_WHAT YOU HAVE TO DO:_ Using the records below, please work out how many lines contain "JSON"; answer with the number alone.

[WORKING DATA Boundary: Start]

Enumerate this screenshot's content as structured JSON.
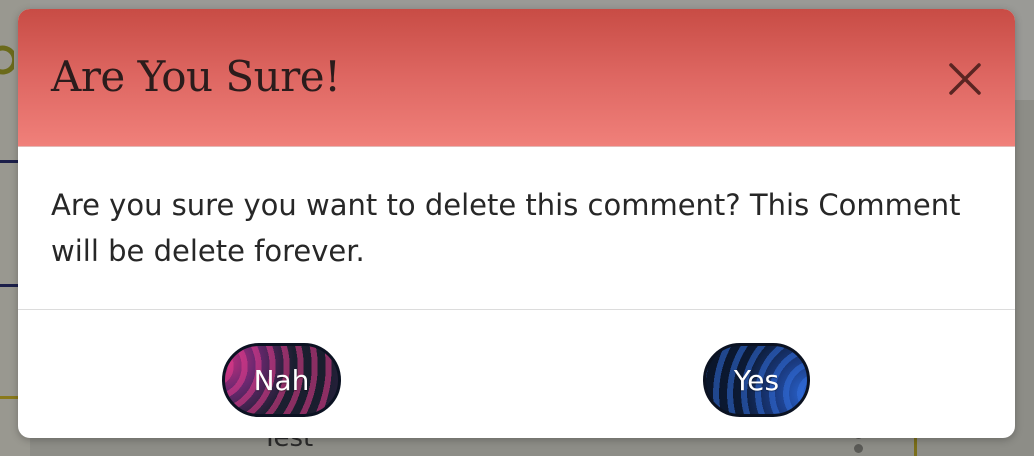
{
  "modal": {
    "title": "Are You Sure!",
    "message": "Are you sure you want to delete this comment? This Comment will be delete forever.",
    "close_icon": "close-icon",
    "buttons": {
      "nah_label": "Nah",
      "yes_label": "Yes"
    }
  },
  "background": {
    "partial_text": "Test"
  },
  "colors": {
    "header_top": "#c84c45",
    "header_bottom": "#f0807a",
    "title_text": "#2b1c1c",
    "body_text": "#272727",
    "nah_accent": "#e0337a",
    "yes_accent": "#2a64d0",
    "button_border": "#0b1222"
  }
}
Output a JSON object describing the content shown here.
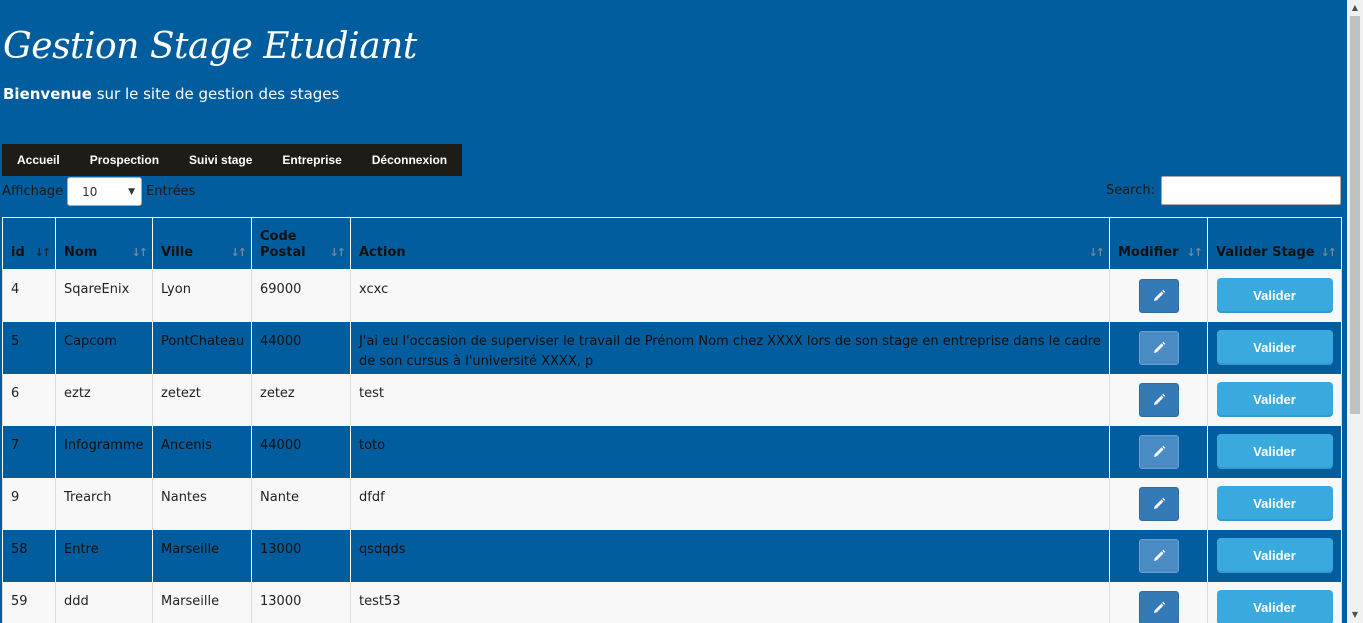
{
  "header": {
    "title": "Gestion Stage Etudiant",
    "welcome_bold": "Bienvenue",
    "welcome_rest": " sur le site de gestion des stages"
  },
  "nav": {
    "items": [
      "Accueil",
      "Prospection",
      "Suivi stage",
      "Entreprise",
      "Déconnexion"
    ]
  },
  "controls": {
    "length_label_before": "Affichage",
    "length_value": "10",
    "length_label_after": "Entrées",
    "search_label": "Search:",
    "search_value": ""
  },
  "table": {
    "columns": [
      "id",
      "Nom",
      "Ville",
      "Code Postal",
      "Action",
      "Modifier",
      "Valider Stage"
    ],
    "sorted_column": "id",
    "button_label": "Valider",
    "rows": [
      {
        "id": "4",
        "nom": "SqareEnix",
        "ville": "Lyon",
        "cp": "69000",
        "action": "xcxc"
      },
      {
        "id": "5",
        "nom": "Capcom",
        "ville": "PontChateau",
        "cp": "44000",
        "action": "J'ai eu l'occasion de superviser le travail de Prénom Nom chez XXXX lors de son stage en entreprise dans le cadre de son cursus à l'université XXXX, p"
      },
      {
        "id": "6",
        "nom": "eztz",
        "ville": "zetezt",
        "cp": "zetez",
        "action": "test"
      },
      {
        "id": "7",
        "nom": "Infogramme",
        "ville": "Ancenis",
        "cp": "44000",
        "action": "toto"
      },
      {
        "id": "9",
        "nom": "Trearch",
        "ville": "Nantes",
        "cp": "Nante",
        "action": "dfdf"
      },
      {
        "id": "58",
        "nom": "Entre",
        "ville": "Marseille",
        "cp": "13000",
        "action": "qsdqds"
      },
      {
        "id": "59",
        "nom": "ddd",
        "ville": "Marseille",
        "cp": "13000",
        "action": "test53"
      }
    ]
  },
  "colors": {
    "background": "#015d9d",
    "navbar": "#1f1b17",
    "edit_button": "#337ab7",
    "valider_button": "#3aa9de"
  },
  "icons": {
    "edit": "pencil-icon",
    "sort": "sort-arrows-icon",
    "select": "caret-down-icon"
  }
}
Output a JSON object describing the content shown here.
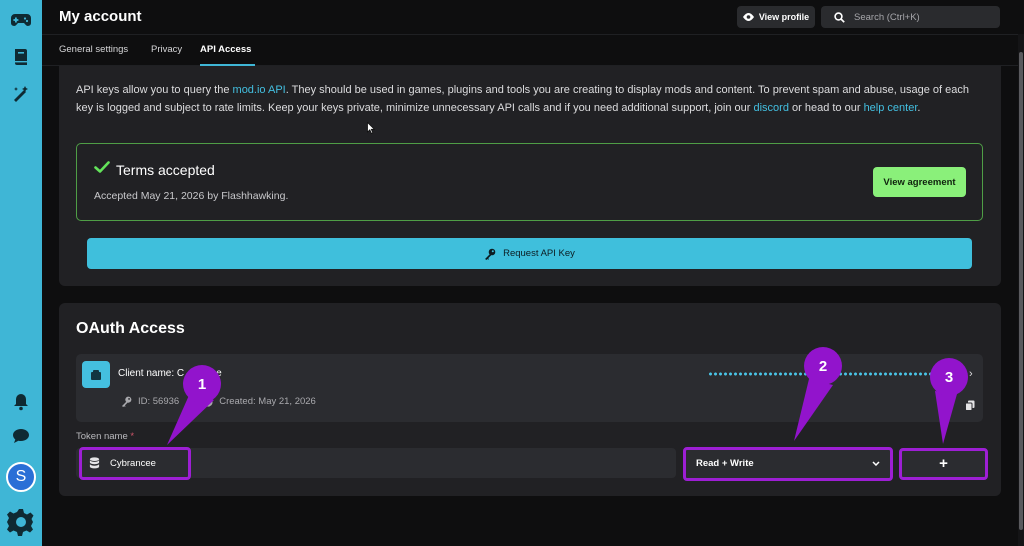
{
  "header": {
    "title": "My account",
    "view_profile_label": "View profile",
    "search_placeholder": "Search (Ctrl+K)"
  },
  "tabs": [
    {
      "label": "General settings",
      "active": false
    },
    {
      "label": "Privacy",
      "active": false
    },
    {
      "label": "API Access",
      "active": true
    }
  ],
  "api_access": {
    "intro_part1": "API keys allow you to query the ",
    "intro_link1": "mod.io API",
    "intro_part2": ". They should be used in games, plugins and tools you are creating to display mods and content. To prevent spam and abuse, usage of each key is logged and subject to rate limits. Keep your keys private, minimize unnecessary API calls and if you need additional support, join our ",
    "intro_link2": "discord",
    "intro_part3": " or head to our ",
    "intro_link3": "help center",
    "intro_part4": ".",
    "terms_title": "Terms accepted",
    "terms_accepted_text": "Accepted May 21, 2026 by Flashhawking.",
    "view_agreement_label": "View agreement",
    "request_key_label": "Request API Key"
  },
  "oauth": {
    "title": "OAuth Access",
    "client_name": "Client name: C",
    "client_name_tail": "e",
    "client_id": "ID: 56936",
    "client_created": "Created: May 21, 2026",
    "token_label": "Token name",
    "token_required_mark": "*",
    "token_value": "Cybrancee",
    "scope_value": "Read + Write",
    "add_label": "+"
  },
  "annotations": {
    "callout_1": "1",
    "callout_2": "2",
    "callout_3": "3",
    "color": "#9214cc"
  },
  "rail": {
    "avatar_letter": "S",
    "icons": [
      "gamepad-icon",
      "book-icon",
      "wand-icon",
      "bell-icon",
      "chat-icon",
      "settings-logo-icon"
    ]
  },
  "colors": {
    "accent": "#3fb6d6",
    "success": "#8af07a",
    "background": "#0e0e0f",
    "card": "#212124"
  }
}
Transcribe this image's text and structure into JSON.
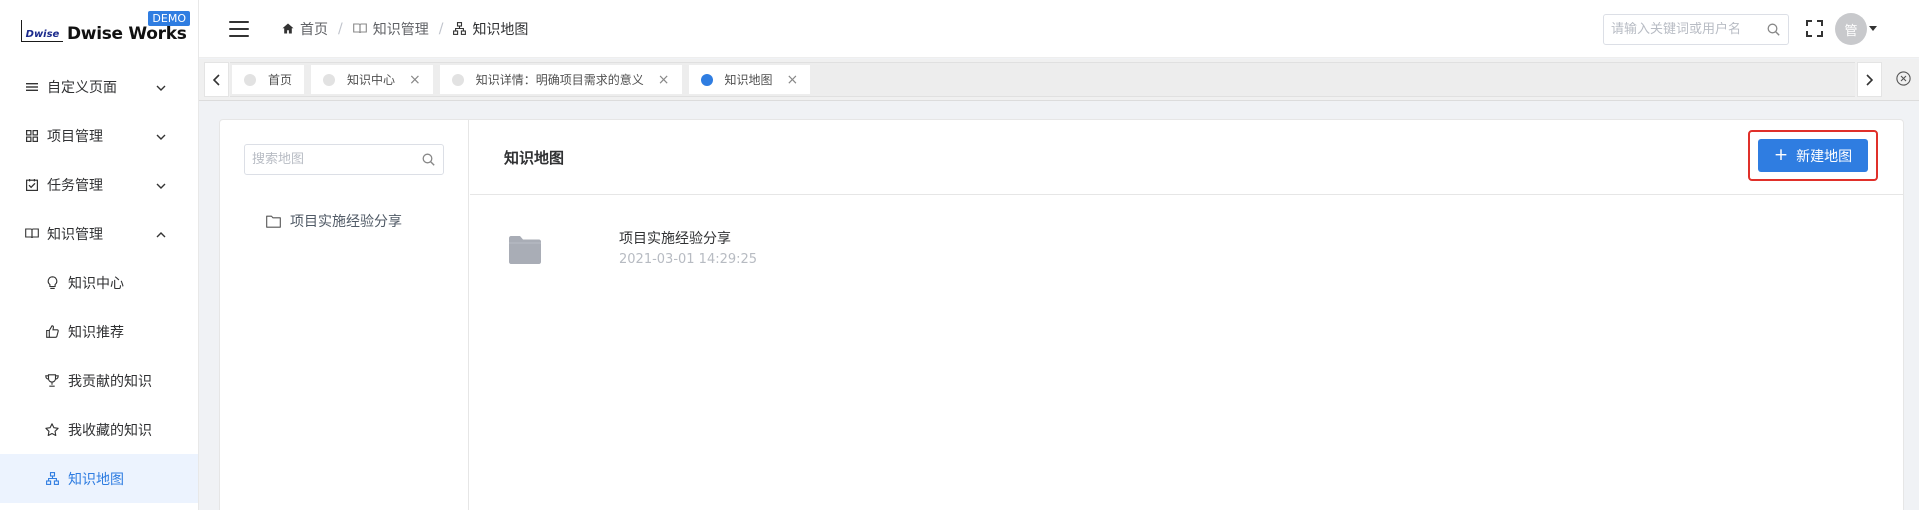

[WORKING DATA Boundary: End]

_RESULT:_ 4